**Your objective**
Lines with the string "Диск" are to be identified in the listing and copied.
*** Recorded data ***
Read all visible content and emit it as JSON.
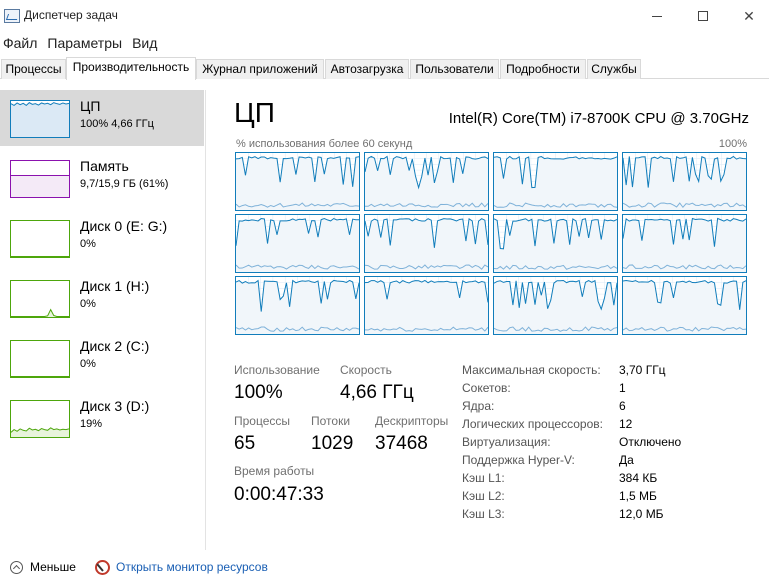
{
  "window": {
    "title": "Диспетчер задач",
    "minimize_icon": "minimize-icon",
    "maximize_icon": "maximize-icon",
    "close_icon": "close-icon",
    "close_glyph": "✕"
  },
  "menu": [
    "Файл",
    "Параметры",
    "Вид"
  ],
  "tabs": [
    {
      "label": "Процессы",
      "active": false
    },
    {
      "label": "Производительность",
      "active": true
    },
    {
      "label": "Журнал приложений",
      "active": false
    },
    {
      "label": "Автозагрузка",
      "active": false
    },
    {
      "label": "Пользователи",
      "active": false
    },
    {
      "label": "Подробности",
      "active": false
    },
    {
      "label": "Службы",
      "active": false
    }
  ],
  "sidebar": [
    {
      "title": "ЦП",
      "sub": "100% 4,66 ГГц",
      "kind": "cpu",
      "active": true,
      "color": "#117dbb",
      "trace": [
        0.95,
        0.9,
        0.97,
        0.92,
        0.96,
        0.9,
        0.98,
        0.93,
        0.95,
        0.91,
        0.97,
        0.94,
        0.96,
        0.92,
        0.98,
        0.95,
        0.93,
        0.97,
        0.94,
        0.96
      ]
    },
    {
      "title": "Память",
      "sub": "9,7/15,9 ГБ (61%)",
      "kind": "mem",
      "active": false,
      "color": "#8b12ae",
      "level": 0.61
    },
    {
      "title": "Диск 0 (E: G:)",
      "sub": "0%",
      "kind": "disk",
      "active": false,
      "color": "#4da60c",
      "trace": [
        0,
        0,
        0,
        0,
        0,
        0,
        0,
        0,
        0,
        0,
        0,
        0,
        0,
        0,
        0,
        0,
        0,
        0,
        0,
        0
      ]
    },
    {
      "title": "Диск 1 (H:)",
      "sub": "0%",
      "kind": "disk",
      "active": false,
      "color": "#4da60c",
      "trace": [
        0,
        0,
        0,
        0,
        0,
        0,
        0,
        0,
        0,
        0,
        0,
        0,
        0.02,
        0.2,
        0.03,
        0,
        0,
        0,
        0,
        0
      ]
    },
    {
      "title": "Диск 2 (C:)",
      "sub": "0%",
      "kind": "disk",
      "active": false,
      "color": "#4da60c",
      "trace": [
        0,
        0,
        0,
        0,
        0,
        0,
        0,
        0,
        0,
        0,
        0,
        0,
        0,
        0,
        0,
        0,
        0,
        0,
        0,
        0
      ]
    },
    {
      "title": "Диск 3 (D:)",
      "sub": "19%",
      "kind": "disk",
      "active": false,
      "color": "#4da60c",
      "trace": [
        0.12,
        0.2,
        0.15,
        0.22,
        0.18,
        0.16,
        0.24,
        0.19,
        0.21,
        0.17,
        0.23,
        0.2,
        0.18,
        0.25,
        0.2,
        0.22,
        0.19,
        0.21,
        0.2,
        0.22
      ]
    }
  ],
  "cpu": {
    "heading": "ЦП",
    "model": "Intel(R) Core(TM) i7-8700K CPU @ 3.70GHz",
    "graph_caption": "% использования более 60 секунд",
    "graph_max": "100%",
    "core_count": 12,
    "line_color": "#117dbb",
    "fill_color": "#f1f6fa"
  },
  "stats": {
    "usage_label": "Использование",
    "usage_value": "100%",
    "speed_label": "Скорость",
    "speed_value": "4,66 ГГц",
    "processes_label": "Процессы",
    "processes_value": "65",
    "threads_label": "Потоки",
    "threads_value": "1029",
    "handles_label": "Дескрипторы",
    "handles_value": "37468",
    "uptime_label": "Время работы",
    "uptime_value": "0:00:47:33"
  },
  "specs": [
    {
      "label": "Максимальная скорость:",
      "value": "3,70 ГГц"
    },
    {
      "label": "Сокетов:",
      "value": "1"
    },
    {
      "label": "Ядра:",
      "value": "6"
    },
    {
      "label": "Логических процессоров:",
      "value": "12"
    },
    {
      "label": "Виртуализация:",
      "value": "Отключено"
    },
    {
      "label": "Поддержка Hyper-V:",
      "value": "Да"
    },
    {
      "label": "Кэш L1:",
      "value": "384 КБ"
    },
    {
      "label": "Кэш L2:",
      "value": "1,5 МБ"
    },
    {
      "label": "Кэш L3:",
      "value": "12,0 МБ"
    }
  ],
  "footer": {
    "less_label": "Меньше",
    "monitor_link": "Открыть монитор ресурсов"
  }
}
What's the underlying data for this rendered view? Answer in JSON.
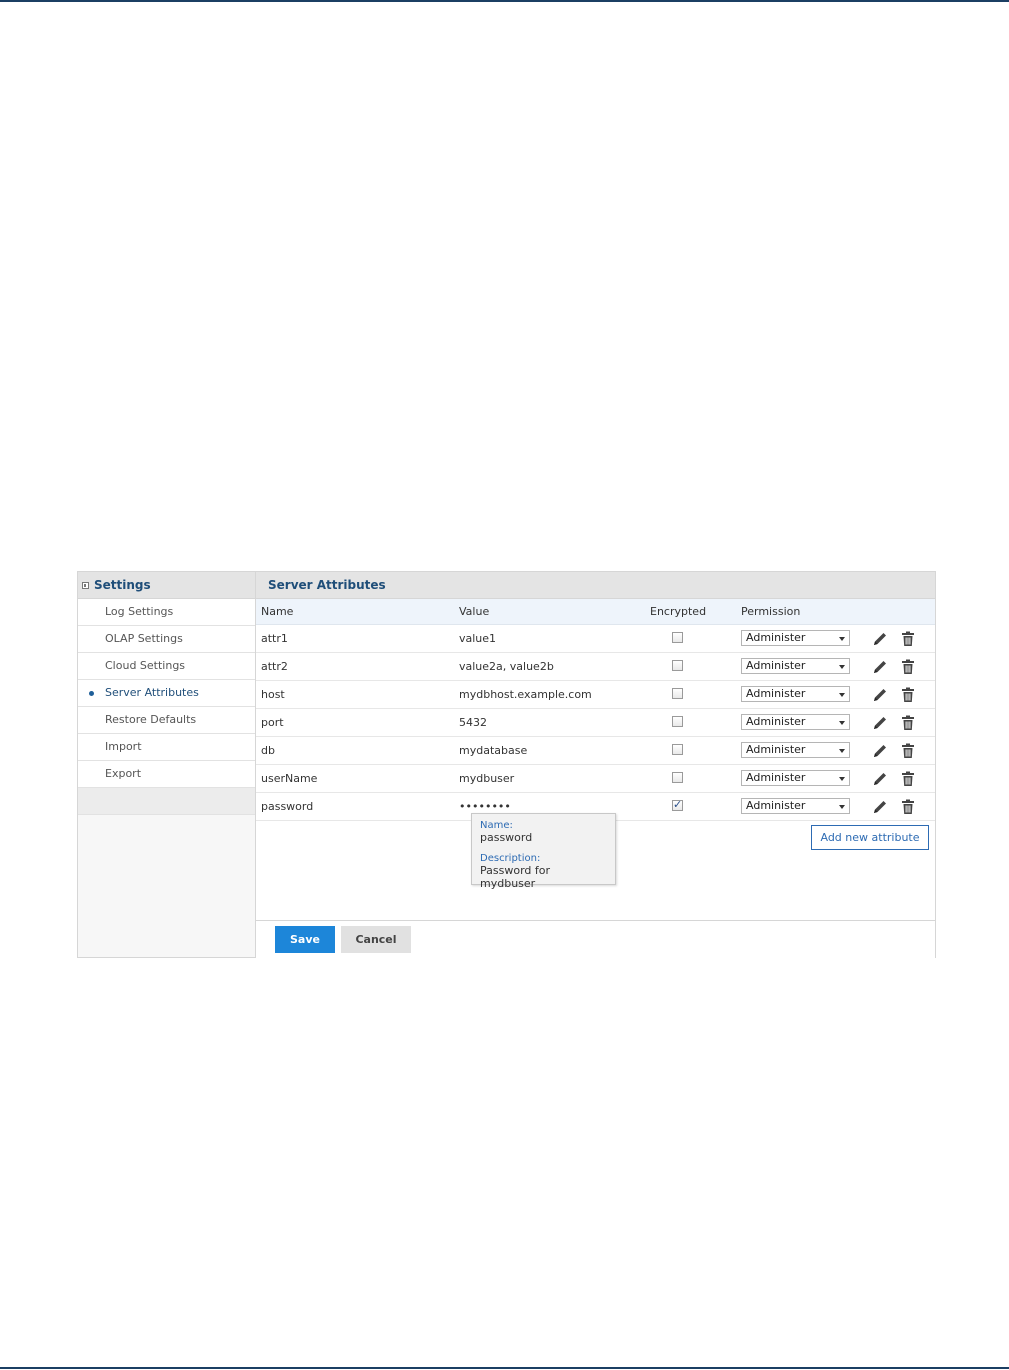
{
  "sidebar": {
    "title": "Settings",
    "items": [
      {
        "label": "Log Settings",
        "active": false
      },
      {
        "label": "OLAP Settings",
        "active": false
      },
      {
        "label": "Cloud Settings",
        "active": false
      },
      {
        "label": "Server Attributes",
        "active": true
      },
      {
        "label": "Restore Defaults",
        "active": false
      },
      {
        "label": "Import",
        "active": false
      },
      {
        "label": "Export",
        "active": false
      }
    ]
  },
  "main": {
    "title": "Server Attributes",
    "columns": {
      "name": "Name",
      "value": "Value",
      "encrypted": "Encrypted",
      "permission": "Permission"
    },
    "rows": [
      {
        "name": "attr1",
        "value": "value1",
        "encrypted": false,
        "permission": "Administer"
      },
      {
        "name": "attr2",
        "value": "value2a, value2b",
        "encrypted": false,
        "permission": "Administer"
      },
      {
        "name": "host",
        "value": "mydbhost.example.com",
        "encrypted": false,
        "permission": "Administer"
      },
      {
        "name": "port",
        "value": "5432",
        "encrypted": false,
        "permission": "Administer"
      },
      {
        "name": "db",
        "value": "mydatabase",
        "encrypted": false,
        "permission": "Administer"
      },
      {
        "name": "userName",
        "value": "mydbuser",
        "encrypted": false,
        "permission": "Administer"
      },
      {
        "name": "password",
        "value": "••••••••",
        "encrypted": true,
        "permission": "Administer"
      }
    ],
    "tooltip": {
      "name_label": "Name:",
      "name_value": "password",
      "description_label": "Description:",
      "description_value": "Password for mydbuser"
    },
    "add_button": "Add new attribute",
    "save_button": "Save",
    "cancel_button": "Cancel"
  },
  "icons": {
    "edit": "pencil-icon",
    "delete": "trash-icon",
    "collapse": "collapse-icon",
    "dropdown": "chevron-down-icon"
  },
  "colors": {
    "accent": "#1d86d9",
    "heading": "#1f4e79",
    "rule": "#1b3f63"
  }
}
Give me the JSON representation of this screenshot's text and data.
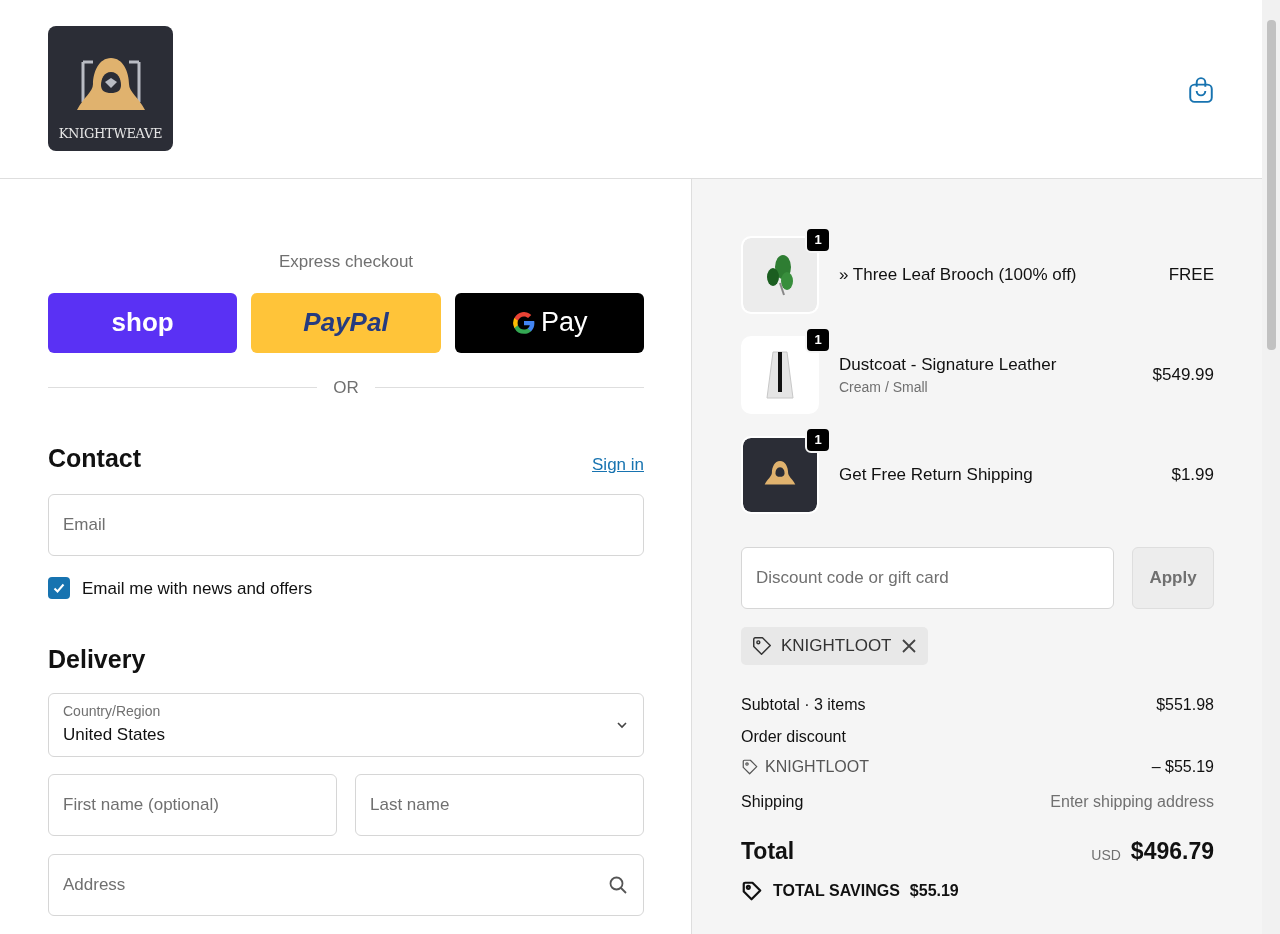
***
**Task result**
      "title": "Диск 0 (E: G:)",
      "title": "Диск 1 (H:)",
      "title": "Диск 2 (C:)",
      "title": "Диск 3 (D:)",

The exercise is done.